Here's an example of this:

You have a character that is going to leap into shot, land, and do some acting business, probably involving some bows and broad arm gestures.
The BG is a dark-ish room, with furniture, and a single lamp w/ shade on a table on one side of the composition.
The lamp is a tan shade, lit from within, and the characters skin is a fairly close shade of tan as well.
In the course of the planned acting, the character bends over so a body part ( head, hand etc) superimposes overtop the lampshade--and it "disappears" in the midst of that colour spot. Obviously, that would/could look horrendous on screen.
The keys in this case can help you identify this kind of conflict quickly, and help you determine whether you want to keep the lamp, get rid of it, or change the posing/acting of the character, OR change the colours of things.

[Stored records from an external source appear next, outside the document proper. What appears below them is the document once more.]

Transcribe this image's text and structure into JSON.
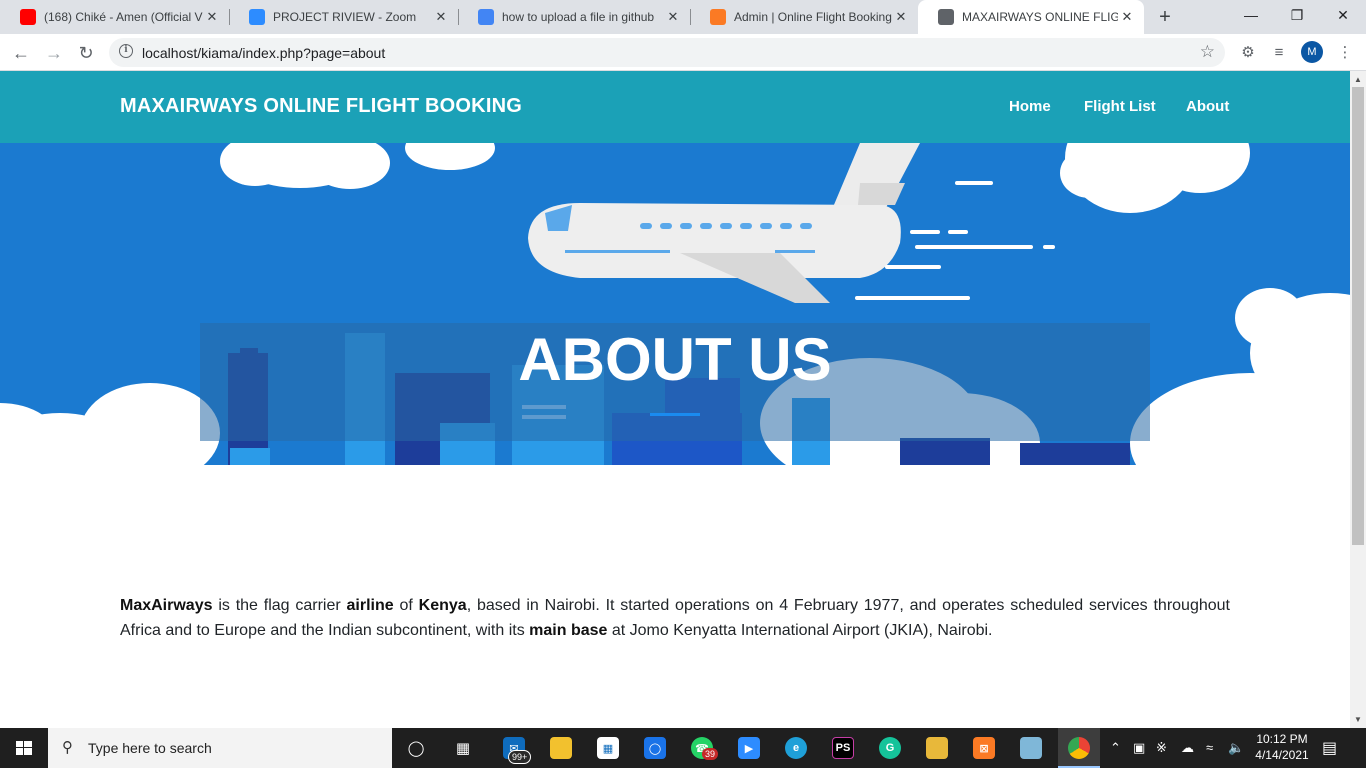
{
  "browser": {
    "tabs": [
      {
        "title": "(168) Chiké - Amen (Official Vi",
        "icon": "youtube-icon",
        "color": "#ff0000",
        "active": false
      },
      {
        "title": "PROJECT RIVIEW - Zoom",
        "icon": "zoom-icon",
        "color": "#2d8cff",
        "active": false
      },
      {
        "title": "how to upload a file in github",
        "icon": "google-icon",
        "color": "#4285f4",
        "active": false
      },
      {
        "title": "Admin | Online Flight Booking",
        "icon": "xampp-icon",
        "color": "#fb7a24",
        "active": false
      },
      {
        "title": "MAXAIRWAYS ONLINE FLIGHT",
        "icon": "globe-icon",
        "color": "#5f6368",
        "active": true
      }
    ],
    "url": "localhost/kiama/index.php?page=about",
    "profile_initial": "M"
  },
  "site": {
    "brand": "MAXAIRWAYS ONLINE FLIGHT BOOKING",
    "nav": [
      "Home",
      "Flight List",
      "About"
    ],
    "hero_title": "ABOUT US",
    "about_segments": [
      {
        "text": "MaxAirways",
        "bold": true
      },
      {
        "text": " is the flag carrier ",
        "bold": false
      },
      {
        "text": "airline",
        "bold": true
      },
      {
        "text": " of ",
        "bold": false
      },
      {
        "text": "Kenya",
        "bold": true
      },
      {
        "text": ", based in Nairobi. It started operations on 4 February 1977, and operates scheduled services throughout Africa and to Europe and the Indian subcontinent, with its ",
        "bold": false
      },
      {
        "text": "main base",
        "bold": true
      },
      {
        "text": " at Jomo Kenyatta International Airport (JKIA), Nairobi.",
        "bold": false
      }
    ],
    "colors": {
      "navbar": "#1ba1b7",
      "hero_sky": "#1b7ad0"
    }
  },
  "taskbar": {
    "search_placeholder": "Type here to search",
    "mail_badge": "99+",
    "whatsapp_badge": "39",
    "time": "10:12 PM",
    "date": "4/14/2021"
  }
}
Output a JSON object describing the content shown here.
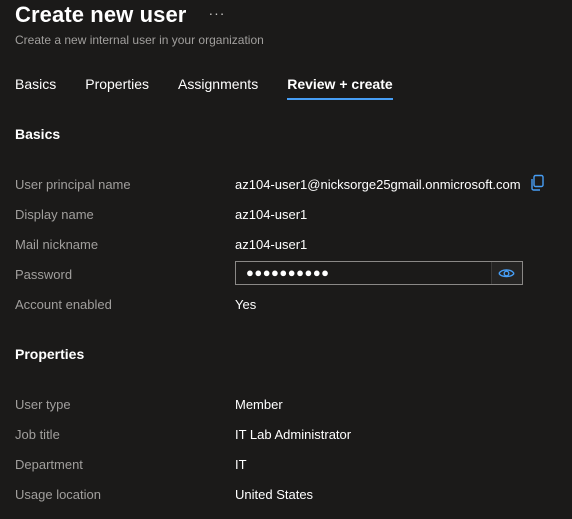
{
  "header": {
    "title": "Create new user",
    "more_label": "···",
    "subtitle": "Create a new internal user in your organization"
  },
  "tabs": [
    {
      "label": "Basics",
      "active": false
    },
    {
      "label": "Properties",
      "active": false
    },
    {
      "label": "Assignments",
      "active": false
    },
    {
      "label": "Review + create",
      "active": true
    }
  ],
  "basics": {
    "heading": "Basics",
    "fields": [
      {
        "label": "User principal name",
        "value": "az104-user1@nicksorge25gmail.onmicrosoft.com"
      },
      {
        "label": "Display name",
        "value": "az104-user1"
      },
      {
        "label": "Mail nickname",
        "value": "az104-user1"
      },
      {
        "label": "Password",
        "value": "●●●●●●●●●●"
      },
      {
        "label": "Account enabled",
        "value": "Yes"
      }
    ]
  },
  "properties": {
    "heading": "Properties",
    "fields": [
      {
        "label": "User type",
        "value": "Member"
      },
      {
        "label": "Job title",
        "value": "IT Lab Administrator"
      },
      {
        "label": "Department",
        "value": "IT"
      },
      {
        "label": "Usage location",
        "value": "United States"
      }
    ]
  },
  "icons": {
    "copy": "copy-icon",
    "reveal": "eye-icon",
    "more": "more-icon"
  },
  "colors": {
    "background": "#1b1a19",
    "accent": "#479ef5",
    "label": "#a19f9d",
    "text": "#ffffff",
    "input_border": "#8a8886"
  }
}
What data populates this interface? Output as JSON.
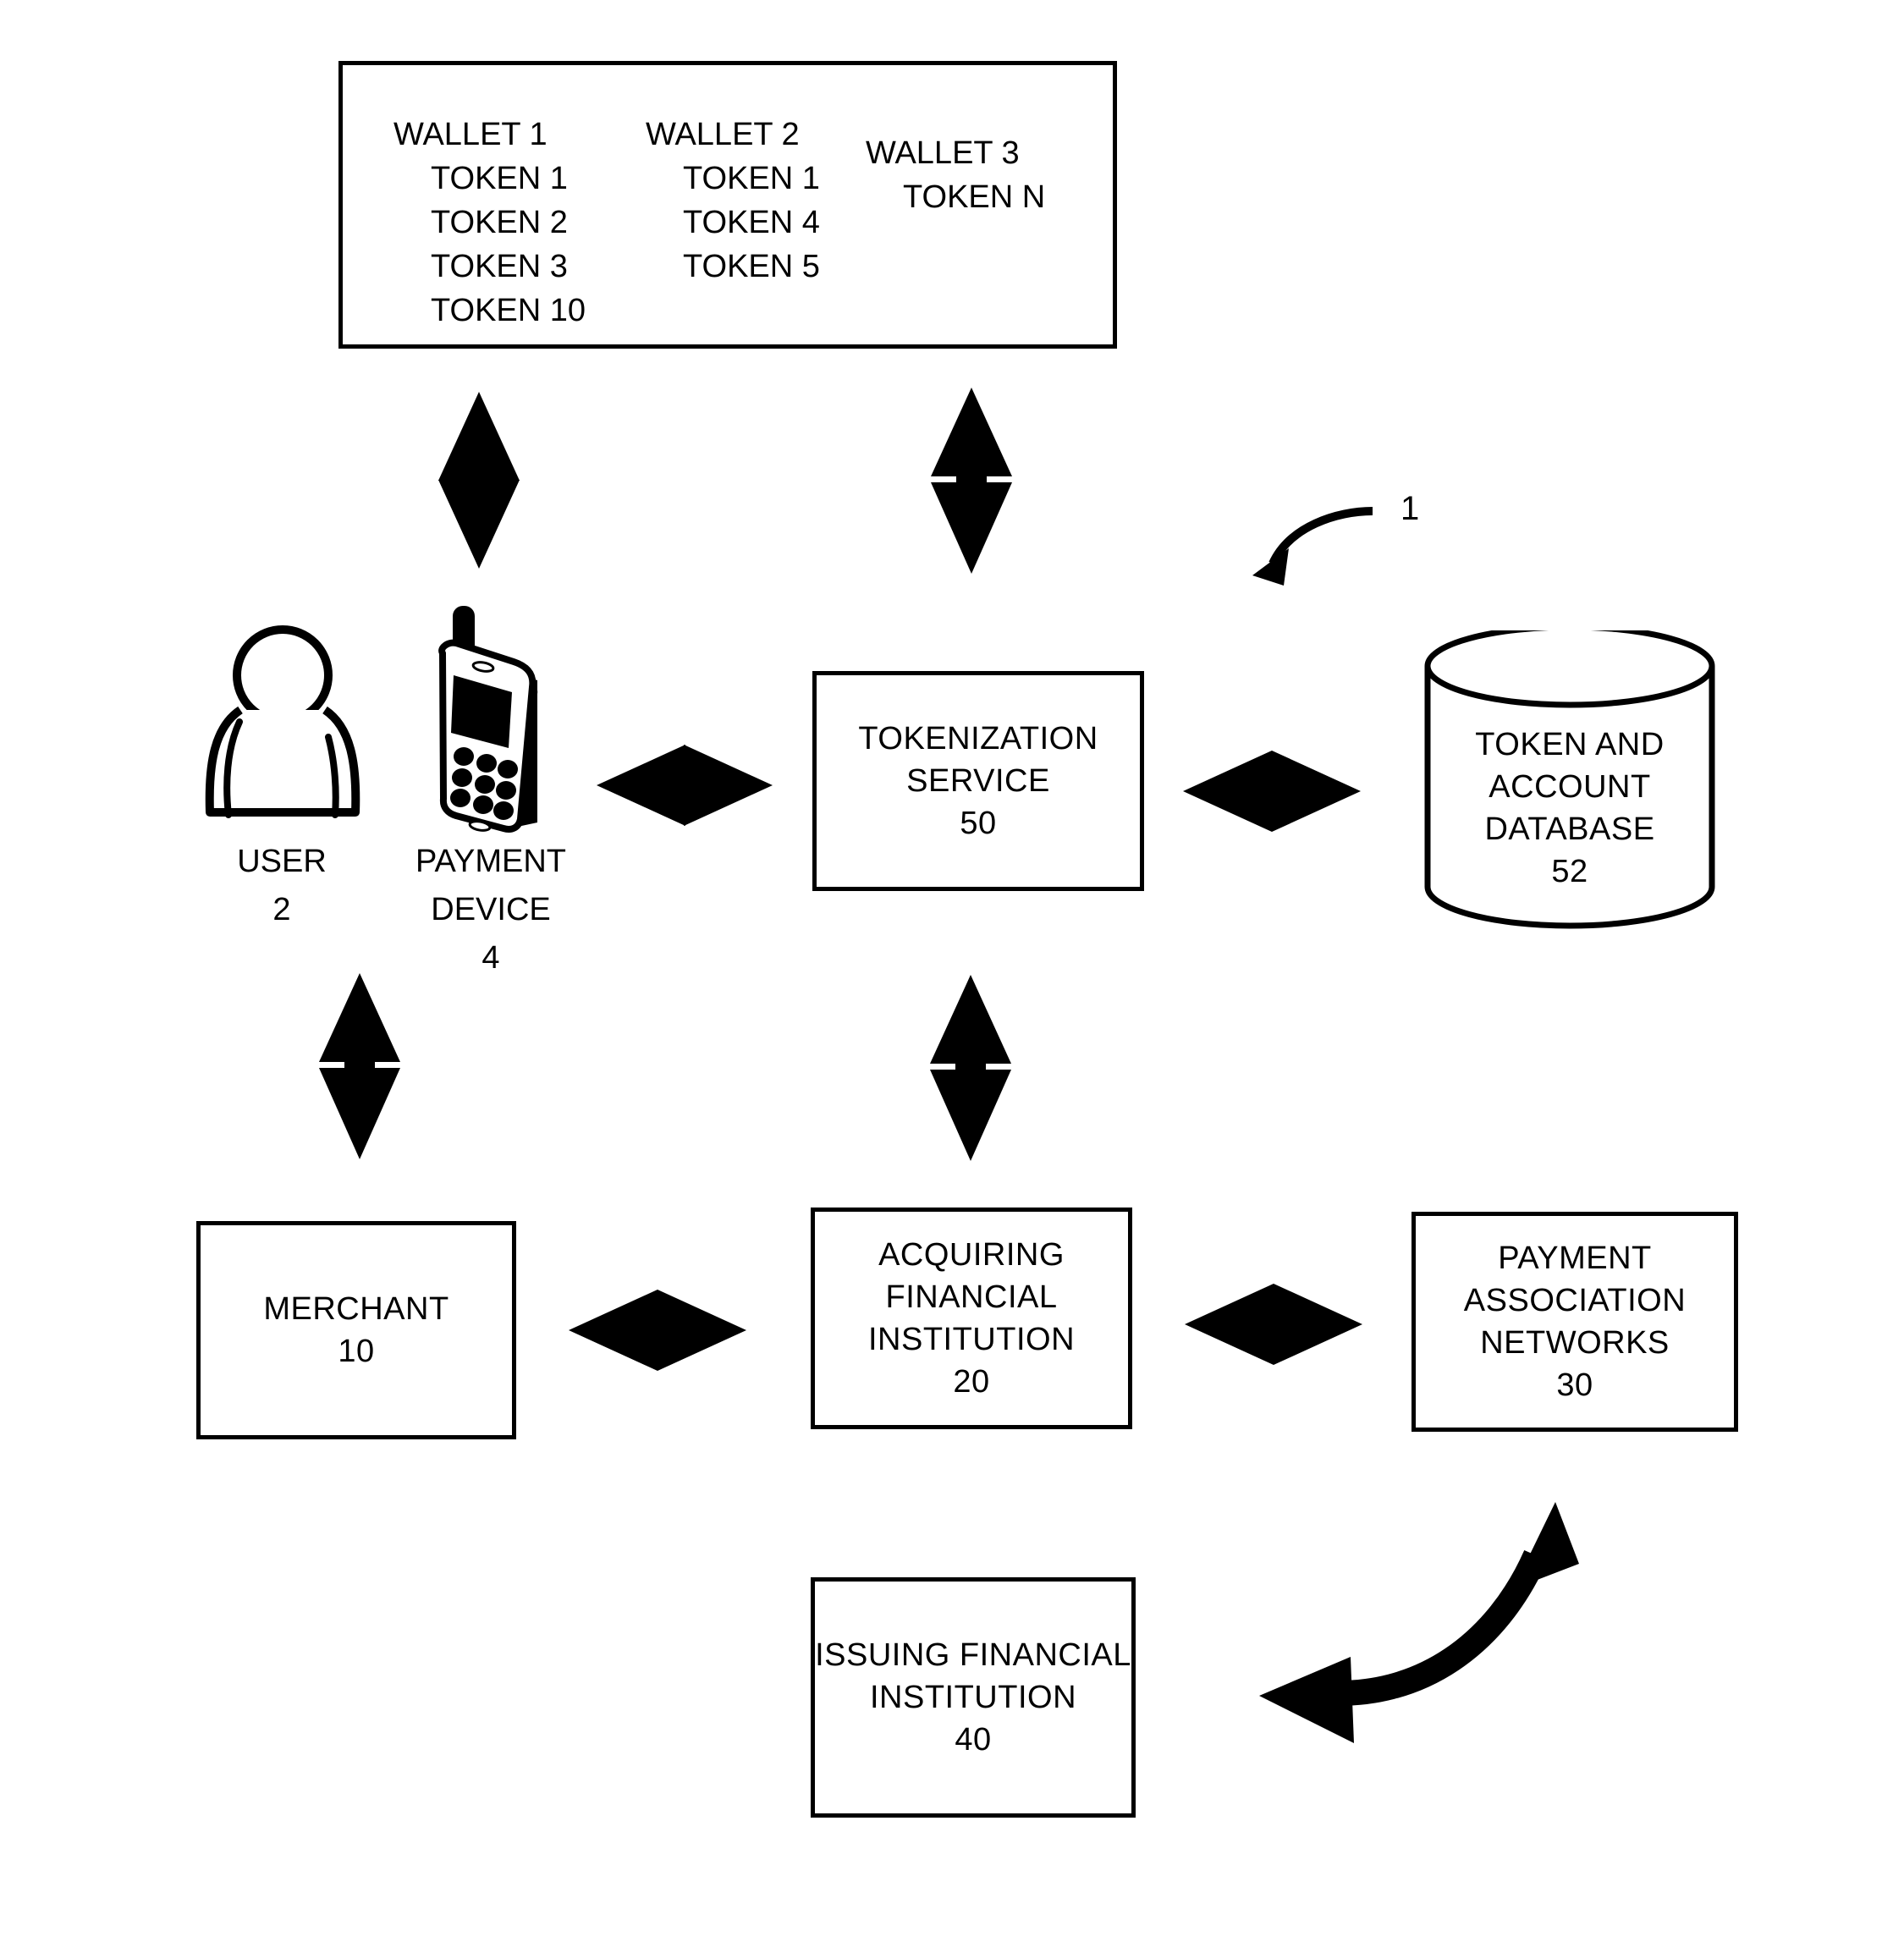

You could move the lamp and table and then find that a arm gesture places a hand overtop the same lampshade--again, giving you an opportunity to change things.
Something like the lampshade could be changed from a tan colour to a terracotta, for example--providing you with constrast from the character, but not neccessitating any placement changes in the built enironment.
As I said before, the keys give you these options and control.

"We all grow older, we do not have to grow up"--Archie Goodwin ( 1937-1998)

ah right

i didnt realise that proceedure had a name beyond being called common sense

thanks for the lesson mr davis
for more movies and downloads

the fastest polygon in the west!


Mood too.

Color keys are really helpful with the mood in an animated film. Whether its at night or during the day- the weather, atmosphere, etc.... all the good stuff Ken said.


thanks guys, a million fold

OK folks, (especially Ken) This has been EXTREMELY helpful.
One thing we are budgetted for is to go out-of-house for environment concept design, and I've chosen a great artist who does everything in colour and also has a great eye for tones and atmospheres.
Characters....we already have them actually, we have been blatently told to re-use characters from a previous version of the show, because they are recognized here in Taiwan. We will upgrade the characters in many ways, obviously, and we'll also play with the colour tones of the character's clothing.
Which means, by placing character renders over top of the environment concept paintings, then playing with them together in photoshop, that should give us the colour keys we need. I hope.
You guys (especially Ken) were super-clear, and 100% right.